The municipality of Le Puy-Sainte-Réparade (5,276 inhabitants in 2008 - Puéchens; 4,629 ha) is located 20 km north of Aix-en-Provence

Le Puy-Sainte-Réparade developed under the Quilho / Quille hill; the Latin word podium, "an elevation", is the root of several cognate words used in the Occitan-speaking domain to designate a hill (puech, pech, puig; here, puy - not linked to a volcano as in Auvergne).
In the 11th century, relics of St. Reparat were transfered to the St. Maurice-du-Puy church; the name of the saint was subsequently bastardized to "Réparade". St. Reparata, the patron saint of Florence and Nice, was beheaded in 250 during the Decian persecution. Her body was placed on a boat that drifted, guided by angels, to Nice; the bay where the boat landed was then named Angels' Bay (Baie des Anges). Several saints from the Holy Land reached Provence this way, dead or alive; all this stories, lacking historical evidence, are a kind of metaphor of the early christianization of southern Gaul from the Holy Land.

Once the site of a Celto-Ligurian camp (oppidum), the Quille hill was crowned in the 10th by an early fort, subsequently increased to a fortified castle ("Castrum de Podio Sanctae Reparatae") ruled by the Archbishops of Aix, lords of Le Puy since the 11th century. The fortress watched a main crossing of river Durance; a ferry existed there in 1297, relocated to Pertuis in the 15th century. The fortress also watched the border with France until the incorporation of Provence to the Kingdom of France in 1481.
In the 16th century, the fortress was used during the War of Religions as a base for attacks; accordingly the Parliament of Aix and the States of Provence decided to demolish it, which was completed in 1612. Afterwards, the villagers moved downhill and built a new village surrounded by several hamlets.
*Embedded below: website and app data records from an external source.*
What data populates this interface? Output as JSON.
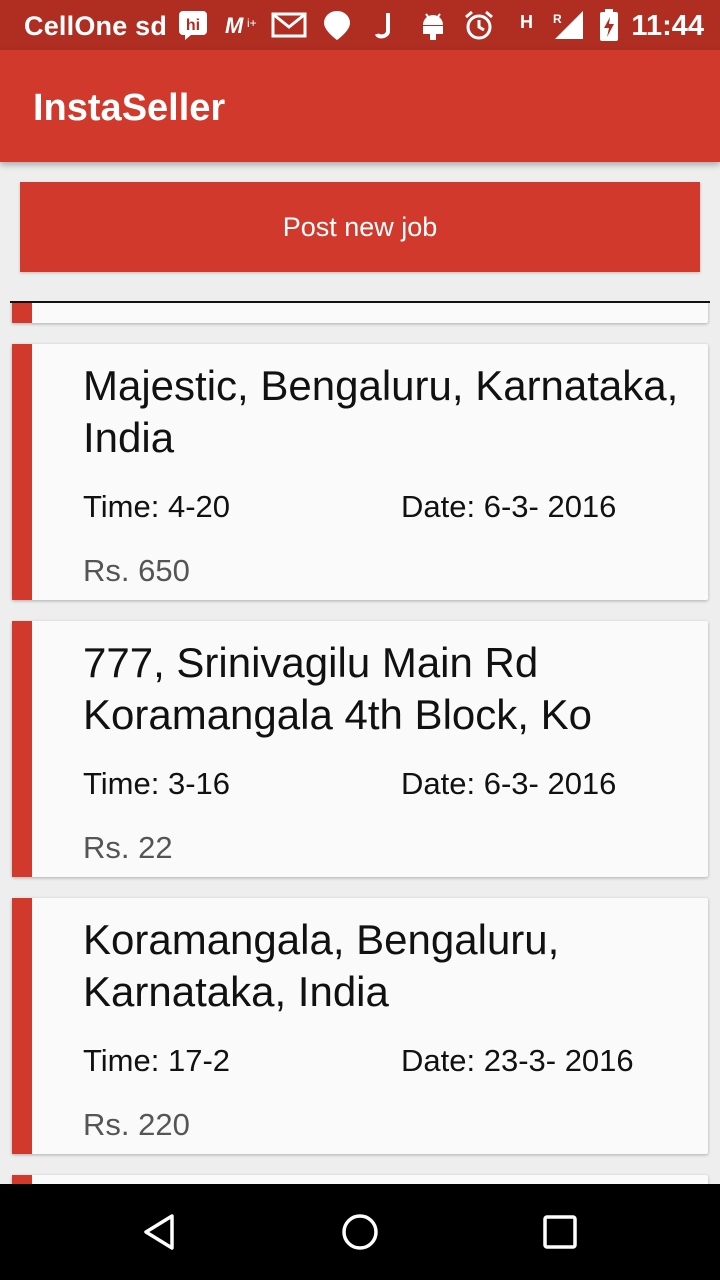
{
  "status_bar": {
    "carrier": "CellOne sd",
    "time": "11:44",
    "icons": [
      "hike-icon",
      "mi-icon",
      "gmail-icon",
      "location-icon",
      "j-icon",
      "android-icon",
      "alarm-icon",
      "h-network-icon",
      "signal-icon",
      "battery-charging-icon"
    ]
  },
  "app_bar": {
    "title": "InstaSeller"
  },
  "actions": {
    "post_job_label": "Post new job"
  },
  "jobs": [
    {
      "address": "Majestic, Bengaluru, Karnataka, India",
      "time": "Time: 4-20",
      "date": "Date: 6-3- 2016",
      "price": "Rs. 650"
    },
    {
      "address": "777, Srinivagilu Main Rd Koramangala 4th Block, Ko",
      "time": "Time: 3-16",
      "date": "Date: 6-3- 2016",
      "price": "Rs. 22"
    },
    {
      "address": "Koramangala, Bengaluru, Karnataka, India",
      "time": "Time: 17-2",
      "date": "Date: 23-3- 2016",
      "price": "Rs. 220"
    }
  ],
  "colors": {
    "primary": "#d0392b",
    "primary_dark": "#b02d22",
    "background": "#eeeeee",
    "card": "#fafafa"
  },
  "nav_bar": {
    "icons": [
      "back-icon",
      "home-icon",
      "recents-icon"
    ]
  }
}
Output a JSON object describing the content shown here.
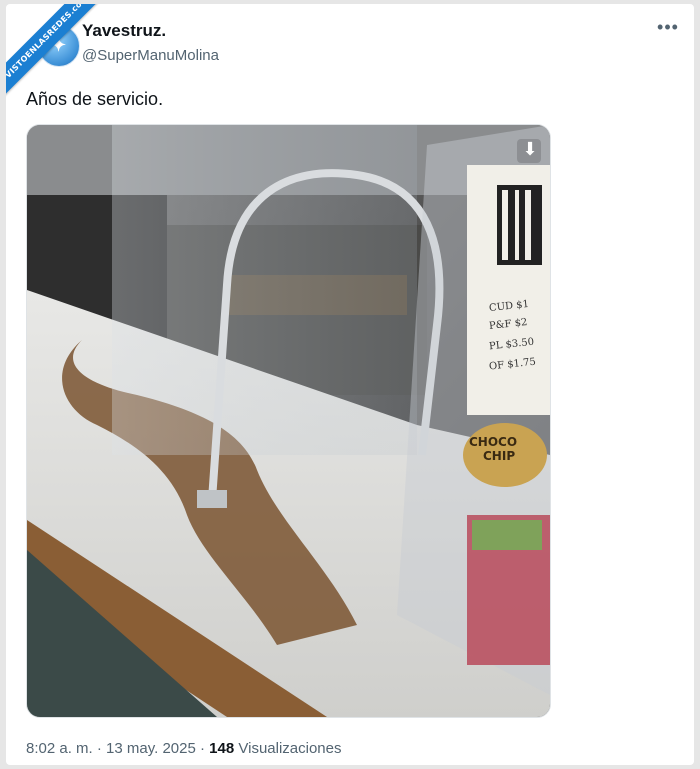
{
  "tweet": {
    "display_name": "Yavestruz.",
    "handle": "@SuperManuMolina",
    "more_icon": "more-horizontal-icon",
    "text": "Años de servicio.",
    "time": "8:02 a. m.",
    "separator": "·",
    "date": "13 may. 2025",
    "views_count": "148",
    "views_label": "Visualizaciones"
  },
  "watermark": {
    "banner_text": "VISTOENLASREDES.com"
  },
  "media": {
    "photo_text": {
      "tag_1": "CHOCO",
      "tag_2": "CHIP",
      "note_1": "CUD  $1",
      "note_2": "P&F  $2",
      "note_3": "PL  $3.50",
      "note_4": "OF  $1.75"
    },
    "download_icon": "download-arrow-icon"
  },
  "colors": {
    "text_primary": "#0f1419",
    "text_secondary": "#536471",
    "banner_blue": "#1b7fd2"
  }
}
In 1954-1955, the French power company EDF built the EDF Canal, linking the Serre-Ponçon dam to the étang de Berre and allowing irrigation of the Durance valley. This boosted the development of Le Puy-Sainte-Réparade, which subsequently welcomed several pieds noirs repatriated from Algeria. In the 1980s, several inhabitants of Aix and Marseilles moved to Le Puy-Sainte-Réparade for a better environment, significantly increasing the population of the small town.
Le Puy-Sainte-Réparade is famous for its vineyards, shared by four domains (côteaux d'Aix), two of them having converted to organic production.

Source: Municipal website

Ivan Sache, 19 November 2011

Flag of Le Puy-Sainte-Réparade

The flag of Le Puy-Sainte-Réparade, hoisted on the town hall (photo), is white with the municipal coat of arms and, below, the name of the municipality written in blue capital letters.

The arms of Le Puy-Sainte-Réparade (description) are "Per fess, 1. Argent a pallet azure, 2. Vert a horse or".
According to Louis de Bresc (Armorial des communes de Provence [bjs94]), the arms were registered with the the Armorial Général (II, 342; drawing, I, 558; registration fee, 20 pounds). At the time, the village was known as Le Puy-Saint-Canadet, recalling that the settlements of Le Puy and Saint- Canadet were merged into a single municipality in 1790.
The horse recalls that in the Middle Ages the village was named Le Puy de la Cavalerie, referring to an estate owned by the Order of the Temple. The blue pallet must represent river Durance.

Dominique Cureau & Ivan Sache, 19 November 2011